:: SUPPLIED MATERIAL ::

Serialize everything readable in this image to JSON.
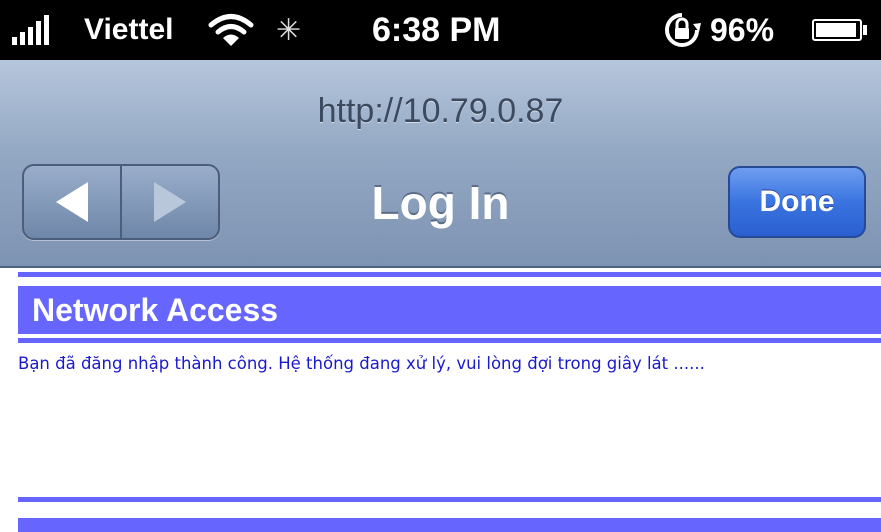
{
  "status_bar": {
    "carrier": "Viettel",
    "time": "6:38 PM",
    "battery_percent": "96%",
    "battery_level": 0.96,
    "icons": [
      "signal-bars-icon",
      "wifi-icon",
      "activity-spinner-icon",
      "rotation-lock-icon",
      "battery-icon"
    ]
  },
  "nav": {
    "url": "http://10.79.0.87",
    "title": "Log In",
    "done_label": "Done",
    "back_enabled": true,
    "forward_enabled": false
  },
  "page": {
    "heading": "Network Access",
    "message": "Bạn đã đăng nhập thành công. Hệ thống đang xử lý, vui lòng đợi trong giây lát ......"
  },
  "colors": {
    "accent": "#6666ff",
    "message_text": "#1a1acc",
    "done_button": "#3a74e0",
    "navbar": "#93a8c3"
  }
}
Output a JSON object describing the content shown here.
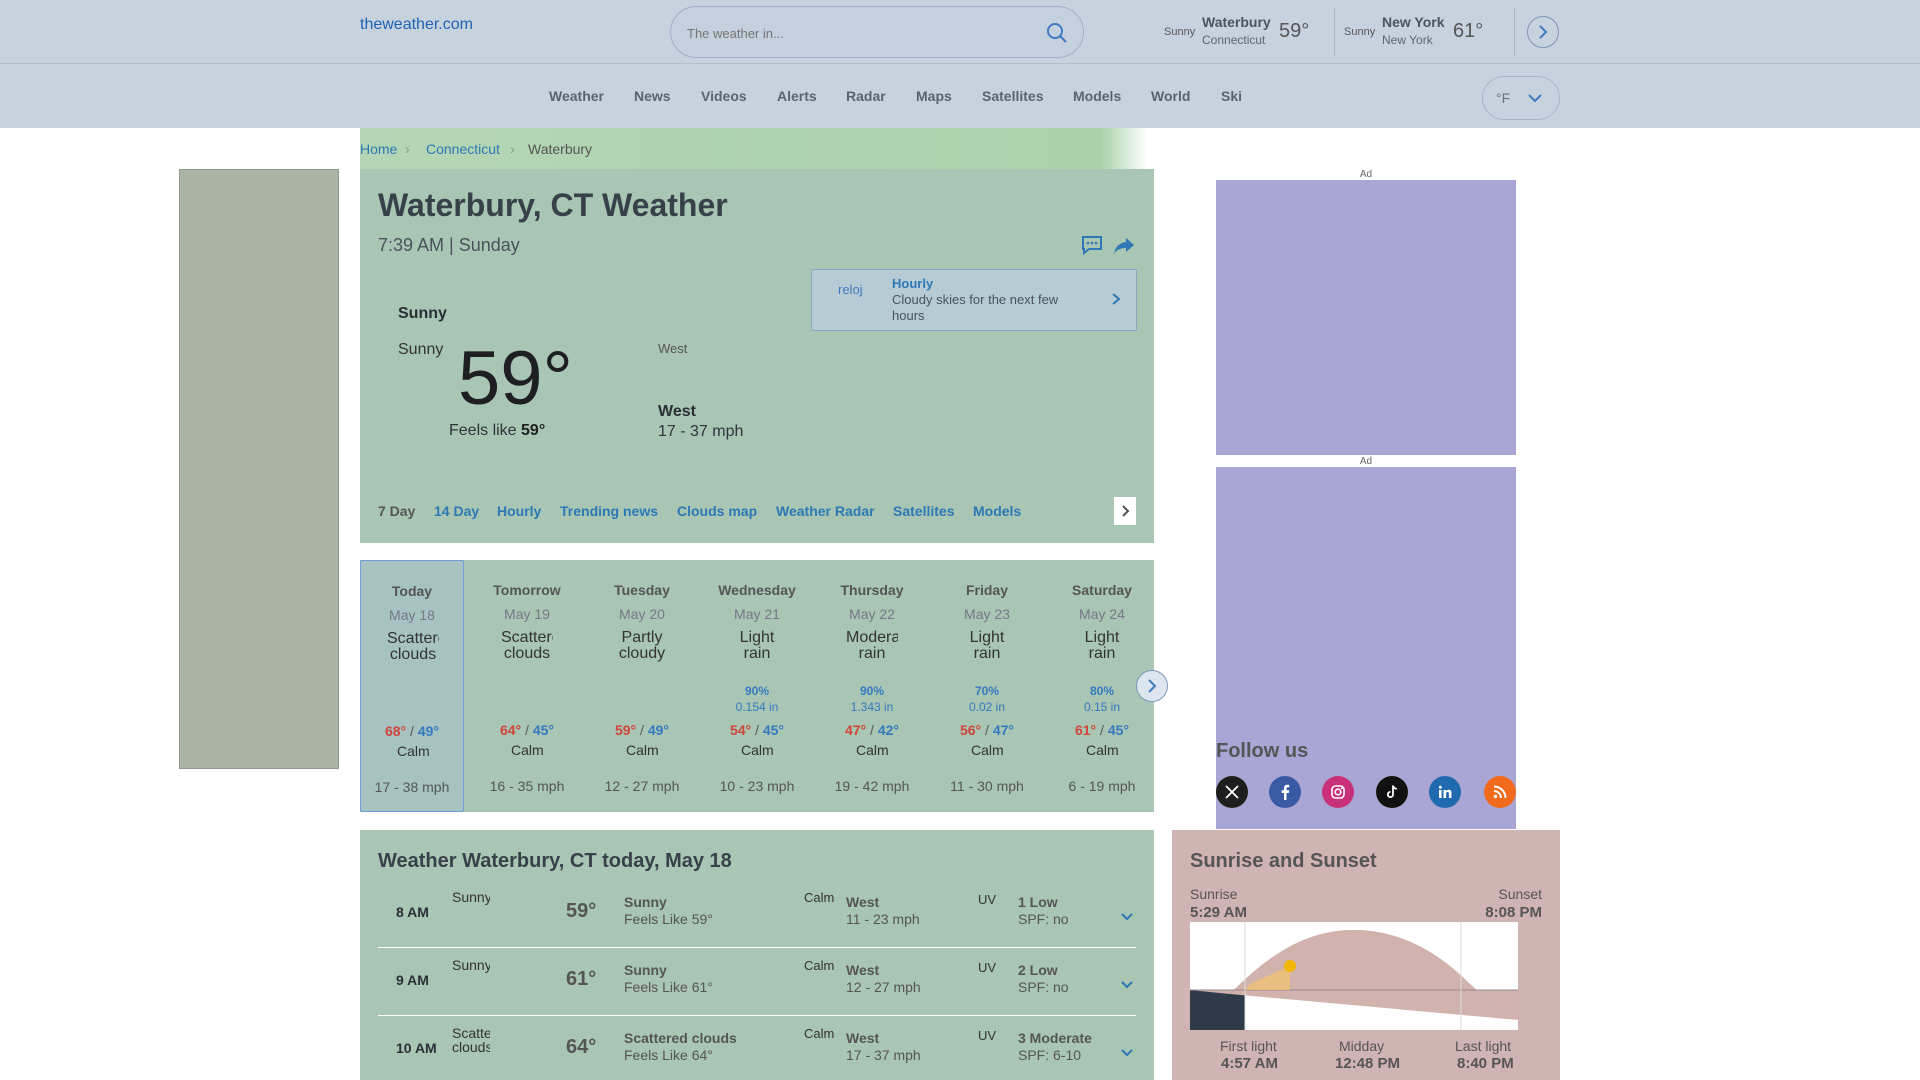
{
  "header": {
    "logo_text": "theweather.com",
    "search_placeholder": "The weather in...",
    "locations": [
      {
        "icon": "Sunny",
        "name": "Waterbury",
        "region": "Connecticut",
        "temp": "59°"
      },
      {
        "icon": "Sunny",
        "name": "New York",
        "region": "New York",
        "temp": "61°"
      }
    ]
  },
  "nav": {
    "items": [
      "Weather",
      "News",
      "Videos",
      "Alerts",
      "Radar",
      "Maps",
      "Satellites",
      "Models",
      "World",
      "Ski"
    ],
    "unit": "°F"
  },
  "breadcrumb": {
    "home": "Home",
    "state": "Connecticut",
    "city": "Waterbury"
  },
  "current": {
    "title": "Waterbury, CT Weather",
    "datetime": "7:39 AM | Sunday",
    "condition": "Sunny",
    "icon_alt": "Sunny",
    "temp": "59°",
    "feels_label": "Feels like",
    "feels_value": "59°",
    "wind_icon_alt": "West",
    "wind_dir": "West",
    "wind_speed": "17 - 37 mph",
    "hourly_icon_alt": "reloj",
    "hourly_title": "Hourly",
    "hourly_desc": "Cloudy skies for the next few hours"
  },
  "subnav": [
    "7 Day",
    "14 Day",
    "Hourly",
    "Trending news",
    "Clouds map",
    "Weather Radar",
    "Satellites",
    "Models"
  ],
  "forecast": [
    {
      "day": "Today",
      "date": "May 18",
      "icon": "Scattered clouds",
      "precip": "",
      "amount": "",
      "hi": "68°",
      "lo": "49°",
      "wind_icon": "Calm",
      "wind": "17 - 38 mph"
    },
    {
      "day": "Tomorrow",
      "date": "May 19",
      "icon": "Scattered clouds",
      "precip": "",
      "amount": "",
      "hi": "64°",
      "lo": "45°",
      "wind_icon": "Calm",
      "wind": "16 - 35 mph"
    },
    {
      "day": "Tuesday",
      "date": "May 20",
      "icon": "Partly cloudy",
      "precip": "",
      "amount": "",
      "hi": "59°",
      "lo": "49°",
      "wind_icon": "Calm",
      "wind": "12 - 27 mph"
    },
    {
      "day": "Wednesday",
      "date": "May 21",
      "icon": "Light rain",
      "precip": "90%",
      "amount": "0.154 in",
      "hi": "54°",
      "lo": "45°",
      "wind_icon": "Calm",
      "wind": "10 - 23 mph"
    },
    {
      "day": "Thursday",
      "date": "May 22",
      "icon": "Moderate rain",
      "precip": "90%",
      "amount": "1.343 in",
      "hi": "47°",
      "lo": "42°",
      "wind_icon": "Calm",
      "wind": "19 - 42 mph"
    },
    {
      "day": "Friday",
      "date": "May 23",
      "icon": "Light rain",
      "precip": "70%",
      "amount": "0.02 in",
      "hi": "56°",
      "lo": "47°",
      "wind_icon": "Calm",
      "wind": "11 - 30 mph"
    },
    {
      "day": "Saturday",
      "date": "May 24",
      "icon": "Light rain",
      "precip": "80%",
      "amount": "0.15 in",
      "hi": "61°",
      "lo": "45°",
      "wind_icon": "Calm",
      "wind": "6 - 19 mph"
    }
  ],
  "ads": {
    "label": "Ad"
  },
  "follow": {
    "title": "Follow us",
    "networks": [
      "x-icon",
      "facebook-icon",
      "instagram-icon",
      "tiktok-icon",
      "linkedin-icon",
      "rss-icon"
    ]
  },
  "today": {
    "title": "Weather Waterbury, CT today, May 18",
    "hours": [
      {
        "time": "8 AM",
        "icon": "Sunny",
        "temp": "59°",
        "cond": "Sunny",
        "feels": "Feels Like 59°",
        "wind_icon": "Calm",
        "wind_dir": "West",
        "wind": "11 - 23 mph",
        "uv_icon": "UV",
        "uv": "1 Low",
        "spf": "SPF: no"
      },
      {
        "time": "9 AM",
        "icon": "Sunny",
        "temp": "61°",
        "cond": "Sunny",
        "feels": "Feels Like 61°",
        "wind_icon": "Calm",
        "wind_dir": "West",
        "wind": "12 - 27 mph",
        "uv_icon": "UV",
        "uv": "2 Low",
        "spf": "SPF: no"
      },
      {
        "time": "10 AM",
        "icon": "Scattered clouds",
        "temp": "64°",
        "cond": "Scattered clouds",
        "feels": "Feels Like 64°",
        "wind_icon": "Calm",
        "wind_dir": "West",
        "wind": "17 - 37 mph",
        "uv_icon": "UV",
        "uv": "3 Moderate",
        "spf": "SPF: 6-10"
      }
    ]
  },
  "sun": {
    "title": "Sunrise and Sunset",
    "sunrise_label": "Sunrise",
    "sunrise": "5:29 AM",
    "sunset_label": "Sunset",
    "sunset": "8:08 PM",
    "first_light_label": "First light",
    "first_light": "4:57 AM",
    "midday_label": "Midday",
    "midday": "12:48 PM",
    "last_light_label": "Last light",
    "last_light": "8:40 PM"
  }
}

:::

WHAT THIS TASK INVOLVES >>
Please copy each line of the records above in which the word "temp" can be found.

RESULT >>
        "temp": "59°"
        "temp": "61°"
    "temp": "59°",
        "temp": "59°",
        "temp": "61°",
        "temp": "64°",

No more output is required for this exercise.